§ **EXERCISE DIRECTIONS**
Would you filter these records and copy every line that has the word "JSON"?

§ **RECORDS PROVIDED**
++++++++++

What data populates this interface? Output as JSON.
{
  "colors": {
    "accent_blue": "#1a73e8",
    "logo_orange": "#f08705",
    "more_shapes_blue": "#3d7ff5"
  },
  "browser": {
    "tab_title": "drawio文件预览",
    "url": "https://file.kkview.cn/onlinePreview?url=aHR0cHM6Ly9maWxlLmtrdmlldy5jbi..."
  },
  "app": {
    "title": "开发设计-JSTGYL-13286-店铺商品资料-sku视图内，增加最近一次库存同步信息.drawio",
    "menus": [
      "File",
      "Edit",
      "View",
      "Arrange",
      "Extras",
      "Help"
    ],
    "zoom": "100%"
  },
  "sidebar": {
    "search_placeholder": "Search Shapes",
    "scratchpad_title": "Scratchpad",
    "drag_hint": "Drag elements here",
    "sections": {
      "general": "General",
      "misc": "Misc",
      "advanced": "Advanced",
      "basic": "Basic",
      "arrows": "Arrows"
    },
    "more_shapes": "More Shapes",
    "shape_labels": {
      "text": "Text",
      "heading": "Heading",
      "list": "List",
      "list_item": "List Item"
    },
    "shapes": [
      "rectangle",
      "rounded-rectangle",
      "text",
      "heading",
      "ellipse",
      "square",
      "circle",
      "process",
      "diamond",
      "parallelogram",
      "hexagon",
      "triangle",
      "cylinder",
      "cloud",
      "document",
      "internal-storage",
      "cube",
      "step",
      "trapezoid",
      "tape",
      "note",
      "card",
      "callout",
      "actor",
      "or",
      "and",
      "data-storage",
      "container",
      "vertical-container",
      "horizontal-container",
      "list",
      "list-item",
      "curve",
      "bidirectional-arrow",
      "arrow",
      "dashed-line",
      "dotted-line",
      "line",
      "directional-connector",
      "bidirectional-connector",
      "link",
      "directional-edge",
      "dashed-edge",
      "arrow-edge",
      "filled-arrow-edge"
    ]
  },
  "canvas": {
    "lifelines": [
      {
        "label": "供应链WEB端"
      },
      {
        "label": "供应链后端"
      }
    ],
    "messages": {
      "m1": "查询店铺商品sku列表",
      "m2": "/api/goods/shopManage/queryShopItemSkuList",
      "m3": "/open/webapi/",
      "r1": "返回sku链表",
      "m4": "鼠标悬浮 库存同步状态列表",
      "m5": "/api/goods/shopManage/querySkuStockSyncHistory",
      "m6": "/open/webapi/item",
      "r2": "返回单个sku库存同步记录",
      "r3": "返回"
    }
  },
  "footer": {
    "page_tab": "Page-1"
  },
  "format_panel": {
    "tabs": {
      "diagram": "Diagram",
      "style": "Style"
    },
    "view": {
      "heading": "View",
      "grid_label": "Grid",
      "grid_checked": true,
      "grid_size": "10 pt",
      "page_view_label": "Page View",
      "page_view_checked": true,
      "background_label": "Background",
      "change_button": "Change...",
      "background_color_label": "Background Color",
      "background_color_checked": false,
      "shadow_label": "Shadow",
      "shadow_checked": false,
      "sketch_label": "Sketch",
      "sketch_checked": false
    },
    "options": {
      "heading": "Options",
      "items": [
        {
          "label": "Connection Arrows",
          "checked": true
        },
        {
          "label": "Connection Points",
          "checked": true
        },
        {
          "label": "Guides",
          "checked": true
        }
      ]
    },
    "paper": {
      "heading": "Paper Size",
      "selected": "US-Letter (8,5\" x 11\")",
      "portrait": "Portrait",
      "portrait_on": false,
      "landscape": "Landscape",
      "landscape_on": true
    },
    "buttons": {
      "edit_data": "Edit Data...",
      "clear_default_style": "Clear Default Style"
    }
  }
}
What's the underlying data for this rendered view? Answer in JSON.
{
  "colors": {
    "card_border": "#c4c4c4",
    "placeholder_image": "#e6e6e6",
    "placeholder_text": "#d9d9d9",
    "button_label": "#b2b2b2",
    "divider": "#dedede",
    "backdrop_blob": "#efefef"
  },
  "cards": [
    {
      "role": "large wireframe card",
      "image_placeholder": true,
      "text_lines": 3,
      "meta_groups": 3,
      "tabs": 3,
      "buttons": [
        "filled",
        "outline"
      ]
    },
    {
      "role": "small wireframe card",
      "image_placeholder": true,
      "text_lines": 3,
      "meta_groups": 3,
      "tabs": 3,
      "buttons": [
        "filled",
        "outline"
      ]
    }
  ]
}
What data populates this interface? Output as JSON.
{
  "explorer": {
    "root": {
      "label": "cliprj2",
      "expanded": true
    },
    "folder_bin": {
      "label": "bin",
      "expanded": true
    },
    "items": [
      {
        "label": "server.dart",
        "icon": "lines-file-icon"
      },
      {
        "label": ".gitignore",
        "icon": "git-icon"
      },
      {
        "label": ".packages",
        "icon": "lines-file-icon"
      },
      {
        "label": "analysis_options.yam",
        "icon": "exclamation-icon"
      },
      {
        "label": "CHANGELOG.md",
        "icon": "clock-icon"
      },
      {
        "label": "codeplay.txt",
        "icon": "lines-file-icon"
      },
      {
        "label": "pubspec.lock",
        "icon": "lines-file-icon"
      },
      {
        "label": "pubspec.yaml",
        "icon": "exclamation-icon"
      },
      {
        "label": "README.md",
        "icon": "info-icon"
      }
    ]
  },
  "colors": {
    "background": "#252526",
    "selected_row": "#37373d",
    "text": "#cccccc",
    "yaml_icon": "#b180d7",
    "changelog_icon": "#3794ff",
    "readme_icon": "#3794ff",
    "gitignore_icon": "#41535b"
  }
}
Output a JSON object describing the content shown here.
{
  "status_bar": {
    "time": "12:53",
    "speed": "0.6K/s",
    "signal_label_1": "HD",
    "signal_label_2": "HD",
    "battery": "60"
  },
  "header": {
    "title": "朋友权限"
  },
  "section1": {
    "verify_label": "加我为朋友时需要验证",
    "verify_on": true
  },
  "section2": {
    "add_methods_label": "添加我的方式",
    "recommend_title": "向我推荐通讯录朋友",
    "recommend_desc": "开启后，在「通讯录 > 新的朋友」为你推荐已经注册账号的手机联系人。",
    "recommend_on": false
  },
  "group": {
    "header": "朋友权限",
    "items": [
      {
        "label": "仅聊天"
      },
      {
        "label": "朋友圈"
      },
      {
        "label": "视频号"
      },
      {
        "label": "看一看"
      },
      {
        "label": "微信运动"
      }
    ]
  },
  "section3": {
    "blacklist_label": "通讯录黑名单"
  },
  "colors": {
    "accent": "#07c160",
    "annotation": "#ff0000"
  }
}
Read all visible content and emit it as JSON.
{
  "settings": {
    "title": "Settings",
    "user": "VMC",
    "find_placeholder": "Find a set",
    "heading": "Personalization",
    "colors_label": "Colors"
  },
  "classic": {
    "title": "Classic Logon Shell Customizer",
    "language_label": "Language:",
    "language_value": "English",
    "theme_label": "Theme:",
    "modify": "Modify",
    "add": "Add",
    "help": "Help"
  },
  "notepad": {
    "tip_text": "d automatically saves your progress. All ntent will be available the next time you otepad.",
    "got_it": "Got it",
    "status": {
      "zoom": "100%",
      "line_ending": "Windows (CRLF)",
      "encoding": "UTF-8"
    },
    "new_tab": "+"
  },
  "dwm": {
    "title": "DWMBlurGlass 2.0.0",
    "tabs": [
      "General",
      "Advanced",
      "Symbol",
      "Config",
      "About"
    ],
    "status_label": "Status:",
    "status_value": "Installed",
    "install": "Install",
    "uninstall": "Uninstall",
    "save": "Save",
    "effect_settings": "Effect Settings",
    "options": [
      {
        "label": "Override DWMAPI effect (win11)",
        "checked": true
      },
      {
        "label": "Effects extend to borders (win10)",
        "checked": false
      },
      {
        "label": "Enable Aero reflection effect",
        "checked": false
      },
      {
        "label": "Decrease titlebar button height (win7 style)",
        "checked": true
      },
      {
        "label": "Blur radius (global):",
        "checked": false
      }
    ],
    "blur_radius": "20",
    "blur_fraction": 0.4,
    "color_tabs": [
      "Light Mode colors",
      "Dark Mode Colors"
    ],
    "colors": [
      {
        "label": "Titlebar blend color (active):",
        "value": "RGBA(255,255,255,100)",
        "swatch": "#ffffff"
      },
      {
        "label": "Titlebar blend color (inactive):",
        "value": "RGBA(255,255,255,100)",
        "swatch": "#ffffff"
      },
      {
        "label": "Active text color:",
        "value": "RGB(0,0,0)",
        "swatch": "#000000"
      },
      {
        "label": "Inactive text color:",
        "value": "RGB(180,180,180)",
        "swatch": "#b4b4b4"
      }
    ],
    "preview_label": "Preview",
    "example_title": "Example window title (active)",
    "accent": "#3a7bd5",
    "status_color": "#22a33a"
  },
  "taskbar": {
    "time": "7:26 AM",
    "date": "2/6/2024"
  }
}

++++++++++

§ **SOLUTION FOR THIS TASK**
What data populates this interface? Output as JSON.
What's the underlying data for this rendered view? Answer in JSON.
What data populates this interface? Output as JSON.
Output a JSON object describing the content shown here.
Read all visible content and emit it as JSON.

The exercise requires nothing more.